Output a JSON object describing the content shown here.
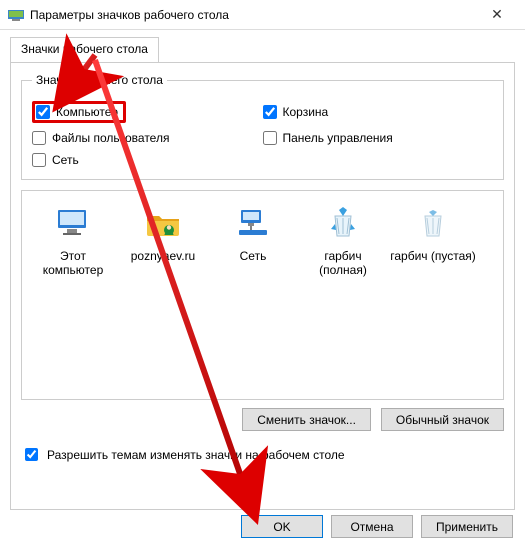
{
  "window": {
    "title": "Параметры значков рабочего стола",
    "close_glyph": "✕"
  },
  "tabs": {
    "main": "Значки рабочего стола"
  },
  "group": {
    "legend": "Значки рабочего стола",
    "items": {
      "computer": "Компьютер",
      "recyclebin": "Корзина",
      "userfiles": "Файлы пользователя",
      "controlpanel": "Панель управления",
      "network": "Сеть"
    },
    "checked": {
      "computer": true,
      "recyclebin": true,
      "userfiles": false,
      "controlpanel": false,
      "network": false
    }
  },
  "preview": {
    "items": [
      {
        "name": "this-pc",
        "label": "Этот компьютер"
      },
      {
        "name": "user-folder",
        "label": "poznyaev.ru"
      },
      {
        "name": "network",
        "label": "Сеть"
      },
      {
        "name": "recycle-full",
        "label": "гарбич (полная)"
      },
      {
        "name": "recycle-empty",
        "label": "гарбич (пустая)"
      }
    ]
  },
  "buttons": {
    "change_icon": "Сменить значок...",
    "default_icon": "Обычный значок",
    "ok": "OK",
    "cancel": "Отмена",
    "apply": "Применить"
  },
  "themes_checkbox": {
    "label": "Разрешить темам изменять значки на рабочем столе",
    "checked": true
  }
}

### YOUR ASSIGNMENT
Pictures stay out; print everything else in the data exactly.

### RESULT BELOW
Output a JSON object describing the content shown here.
{
  "window": {
    "title": "Параметры значков рабочего стола",
    "close_glyph": "✕"
  },
  "tabs": {
    "main": "Значки рабочего стола"
  },
  "group": {
    "legend": "Значки рабочего стола",
    "items": {
      "computer": "Компьютер",
      "recyclebin": "Корзина",
      "userfiles": "Файлы пользователя",
      "controlpanel": "Панель управления",
      "network": "Сеть"
    },
    "checked": {
      "computer": true,
      "recyclebin": true,
      "userfiles": false,
      "controlpanel": false,
      "network": false
    }
  },
  "preview": {
    "items": [
      {
        "name": "this-pc",
        "label": "Этот компьютер"
      },
      {
        "name": "user-folder",
        "label": "poznyaev.ru"
      },
      {
        "name": "network",
        "label": "Сеть"
      },
      {
        "name": "recycle-full",
        "label": "гарбич (полная)"
      },
      {
        "name": "recycle-empty",
        "label": "гарбич (пустая)"
      }
    ]
  },
  "buttons": {
    "change_icon": "Сменить значок...",
    "default_icon": "Обычный значок",
    "ok": "OK",
    "cancel": "Отмена",
    "apply": "Применить"
  },
  "themes_checkbox": {
    "label": "Разрешить темам изменять значки на рабочем столе",
    "checked": true
  }
}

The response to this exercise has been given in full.